• TASK INSTRUCTIONS:
From the entries below, return every line that includes the word "image".

** DATA SUPPLIED follows **

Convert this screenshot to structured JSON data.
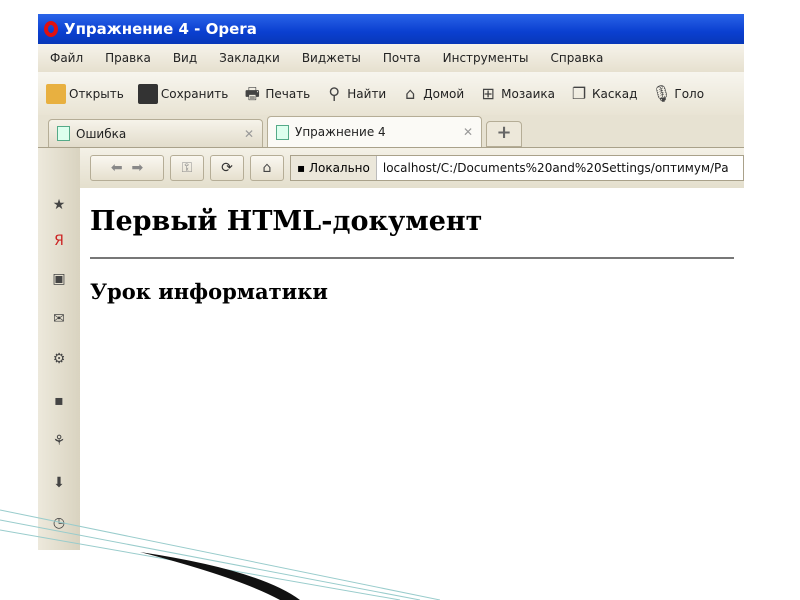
{
  "window": {
    "title": "Упражнение 4 - Opera"
  },
  "menu": [
    "Файл",
    "Правка",
    "Вид",
    "Закладки",
    "Виджеты",
    "Почта",
    "Инструменты",
    "Справка"
  ],
  "toolbar": [
    {
      "icon": "folder-icon",
      "label": "Открыть"
    },
    {
      "icon": "save-icon",
      "label": "Сохранить"
    },
    {
      "icon": "printer-icon",
      "label": "Печать"
    },
    {
      "icon": "search-icon",
      "label": "Найти"
    },
    {
      "icon": "home-icon",
      "label": "Домой"
    },
    {
      "icon": "tile-icon",
      "label": "Мозаика"
    },
    {
      "icon": "cascade-icon",
      "label": "Каскад"
    },
    {
      "icon": "microphone-icon",
      "label": "Голо"
    }
  ],
  "tabs": [
    {
      "label": "Ошибка",
      "active": false
    },
    {
      "label": "Упражнение 4",
      "active": true
    }
  ],
  "address": {
    "local_label": "Локально",
    "url": "localhost/C:/Documents%20and%20Settings/оптимум/Ра"
  },
  "panel_icons": [
    "bookmarks-icon",
    "yandex-icon",
    "notes-icon",
    "mail-icon",
    "widgets-icon",
    "notes-icon",
    "links-icon",
    "downloads-icon",
    "history-icon"
  ],
  "content": {
    "heading": "Первый HTML-документ",
    "subheading": "Урок информатики"
  }
}
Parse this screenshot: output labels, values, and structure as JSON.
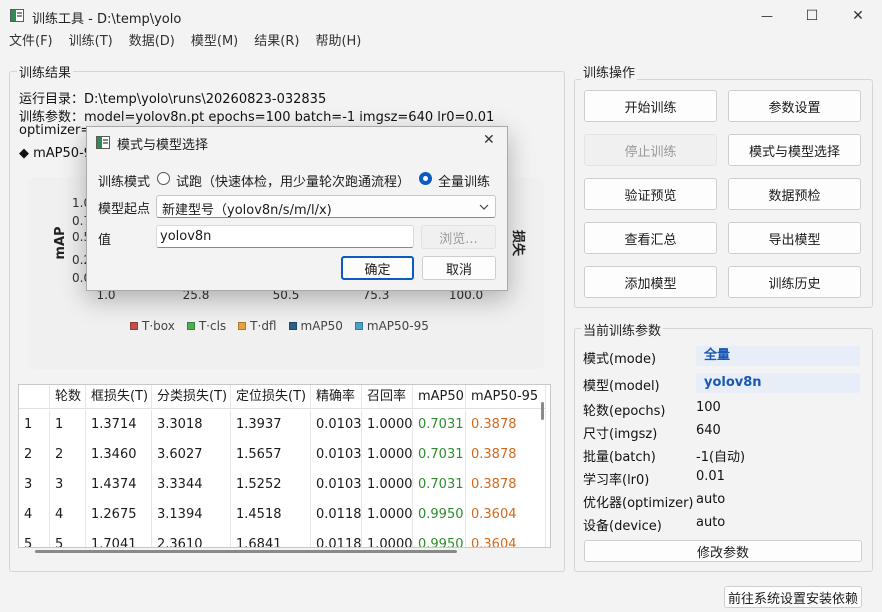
{
  "window": {
    "title": "训练工具 - D:\\temp\\yolo",
    "minimize_glyph": "—",
    "maximize_glyph": "☐",
    "close_glyph": "✕"
  },
  "menu": [
    "文件(F)",
    "训练(T)",
    "数据(D)",
    "模型(M)",
    "结果(R)",
    "帮助(H)"
  ],
  "results": {
    "group_title": "训练结果",
    "run_dir": "运行目录：D:\\temp\\yolo\\runs\\20260823-032835",
    "params": "训练参数：model=yolov8n.pt  epochs=100  batch=-1  imgsz=640  lr0=0.01",
    "optimizer_fragment": "optimizer=",
    "metric_fragment": "◆ mAP50-9"
  },
  "chart_data": {
    "type": "line",
    "ylabel": "mAP",
    "y2label": "损失",
    "ytick_labels": [
      "0.0",
      "0.2",
      "0.5",
      "0.7",
      "1.0"
    ],
    "xtick_labels": [
      "1.0",
      "25.8",
      "50.5",
      "75.3",
      "100.0"
    ],
    "xlim": [
      1,
      100
    ],
    "legend_position": "bottom",
    "series": [
      {
        "name": "T·box",
        "color": "#c0504d"
      },
      {
        "name": "T·cls",
        "color": "#4caf50"
      },
      {
        "name": "T·dfl",
        "color": "#e6a23c"
      },
      {
        "name": "mAP50",
        "color": "#2f5f8f"
      },
      {
        "name": "mAP50-95",
        "color": "#4aa3c8"
      }
    ]
  },
  "table": {
    "headers": [
      "轮数",
      "框损失(T)",
      "分类损失(T)",
      "定位损失(T)",
      "精确率",
      "召回率",
      "mAP50",
      "mAP50-95"
    ],
    "rows": [
      {
        "idx": "1",
        "cells": [
          "1",
          "1.3714",
          "3.3018",
          "1.3937",
          "0.0103",
          "1.0000",
          "0.7031",
          "0.3878"
        ]
      },
      {
        "idx": "2",
        "cells": [
          "2",
          "1.3460",
          "3.6027",
          "1.5657",
          "0.0103",
          "1.0000",
          "0.7031",
          "0.3878"
        ]
      },
      {
        "idx": "3",
        "cells": [
          "3",
          "1.4374",
          "3.3344",
          "1.5252",
          "0.0103",
          "1.0000",
          "0.7031",
          "0.3878"
        ]
      },
      {
        "idx": "4",
        "cells": [
          "4",
          "1.2675",
          "3.1394",
          "1.4518",
          "0.0118",
          "1.0000",
          "0.9950",
          "0.3604"
        ]
      },
      {
        "idx": "5",
        "cells": [
          "5",
          "1.7041",
          "2.3610",
          "1.6841",
          "0.0118",
          "1.0000",
          "0.9950",
          "0.3604"
        ]
      }
    ]
  },
  "ops": {
    "group_title": "训练操作",
    "buttons": [
      "开始训练",
      "参数设置",
      "停止训练",
      "模式与模型选择",
      "验证预览",
      "数据预检",
      "查看汇总",
      "导出模型",
      "添加模型",
      "训练历史"
    ]
  },
  "current": {
    "group_title": "当前训练参数",
    "rows": [
      {
        "label": "模式(mode)",
        "value": "全量"
      },
      {
        "label": "模型(model)",
        "value": "yolov8n"
      },
      {
        "label": "轮数(epochs)",
        "value": "100"
      },
      {
        "label": "尺寸(imgsz)",
        "value": "640"
      },
      {
        "label": "批量(batch)",
        "value": "-1(自动)"
      },
      {
        "label": "学习率(lr0)",
        "value": "0.01"
      },
      {
        "label": "优化器(optimizer)",
        "value": "auto"
      },
      {
        "label": "设备(device)",
        "value": "auto"
      }
    ],
    "modify_button": "修改参数"
  },
  "footer_button": "前往系统设置安装依赖",
  "dialog": {
    "title": "模式与模型选择",
    "mode_label": "训练模式",
    "radio_trial": "试跑（快速体检，用少量轮次跑通流程）",
    "radio_full": "全量训练",
    "model_source_label": "模型起点",
    "model_source_value": "新建型号（yolov8n/s/m/l/x)",
    "value_label": "值",
    "value_input": "yolov8n",
    "browse": "浏览...",
    "ok": "确定",
    "cancel": "取消",
    "close_glyph": "✕"
  }
}
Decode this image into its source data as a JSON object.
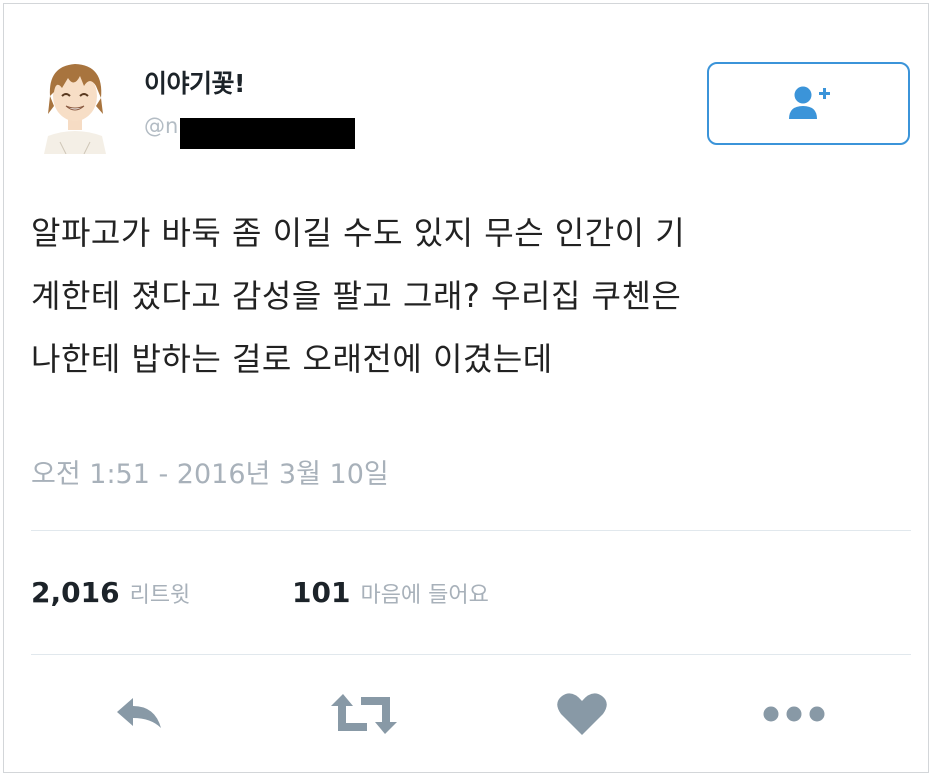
{
  "tweet": {
    "display_name": "이야기꽃!",
    "handle_prefix": "@n",
    "text": "알파고가 바둑 좀 이길 수도 있지 무슨 인간이 기\n계한테 졌다고 감성을 팔고 그래? 우리집 쿠첸은\n나한테 밥하는 걸로 오래전에 이겼는데",
    "timestamp": "오전 1:51 - 2016년 3월 10일"
  },
  "stats": {
    "retweets_count": "2,016",
    "retweets_label": "리트윗",
    "likes_count": "101",
    "likes_label": "마음에 들어요"
  },
  "icons": {
    "follow": "follow-user-icon",
    "reply": "reply-icon",
    "retweet": "retweet-icon",
    "like": "heart-icon",
    "more": "more-icon"
  },
  "colors": {
    "accent": "#3b94d9",
    "icon_gray": "#8899a6",
    "muted_text": "#a8b1ba"
  }
}
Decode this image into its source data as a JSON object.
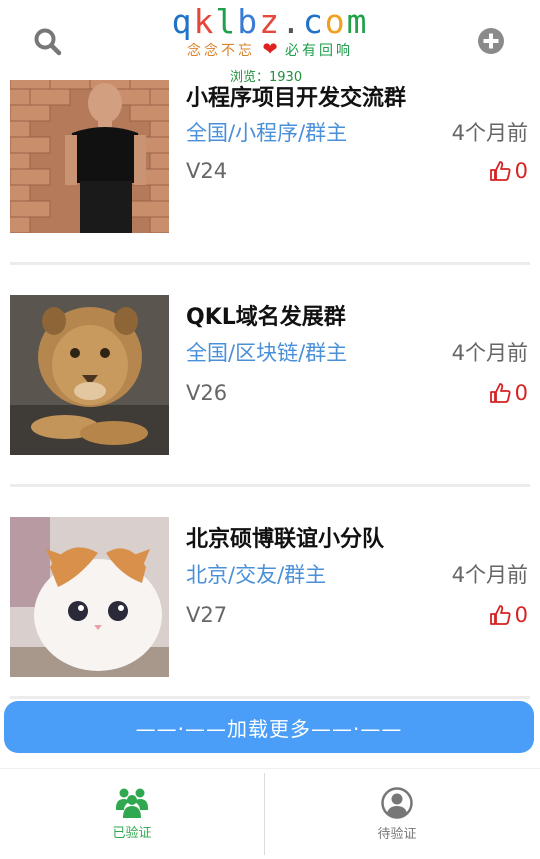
{
  "header": {
    "logo_letters": [
      "q",
      "k",
      "l",
      "b",
      "z",
      ".",
      "c",
      "o",
      "m"
    ],
    "logo_colors": [
      "#1e73c8",
      "#e5483a",
      "#21a04a",
      "#3a7bd5",
      "#e5483a",
      "#555555",
      "#1e73c8",
      "#f0a020",
      "#21a04a"
    ],
    "slogan_left": "念念不忘",
    "slogan_right": "必有回响",
    "views": "浏览：1930",
    "search_icon": "search-icon",
    "add_icon": "plus-circle-icon"
  },
  "items": [
    {
      "title": "小程序项目开发交流群",
      "tags": "全国/小程序/群主",
      "time": "4个月前",
      "version": "V24",
      "likes": "0",
      "image": "man-brick-wall-photo"
    },
    {
      "title": "QKL域名发展群",
      "tags": "全国/区块链/群主",
      "time": "4个月前",
      "version": "V26",
      "likes": "0",
      "image": "lion-cub-photo"
    },
    {
      "title": "北京硕博联谊小分队",
      "tags": "北京/交友/群主",
      "time": "4个月前",
      "version": "V27",
      "likes": "0",
      "image": "white-cat-photo"
    }
  ],
  "load_more": "——·——加载更多——·——",
  "tabbar": {
    "verified": "已验证",
    "pending": "待验证"
  },
  "colors": {
    "accent": "#4a9ef7",
    "tag": "#4a90d9",
    "like": "#d62222",
    "verified": "#2fa84f"
  }
}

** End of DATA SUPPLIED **

• WRITTEN RESPONSE:
Decode this image into its source data as a JSON object.
Decode this image into its source data as a JSON object.
      "image": "man-brick-wall-photo"
      "image": "lion-cub-photo"
      "image": "white-cat-photo"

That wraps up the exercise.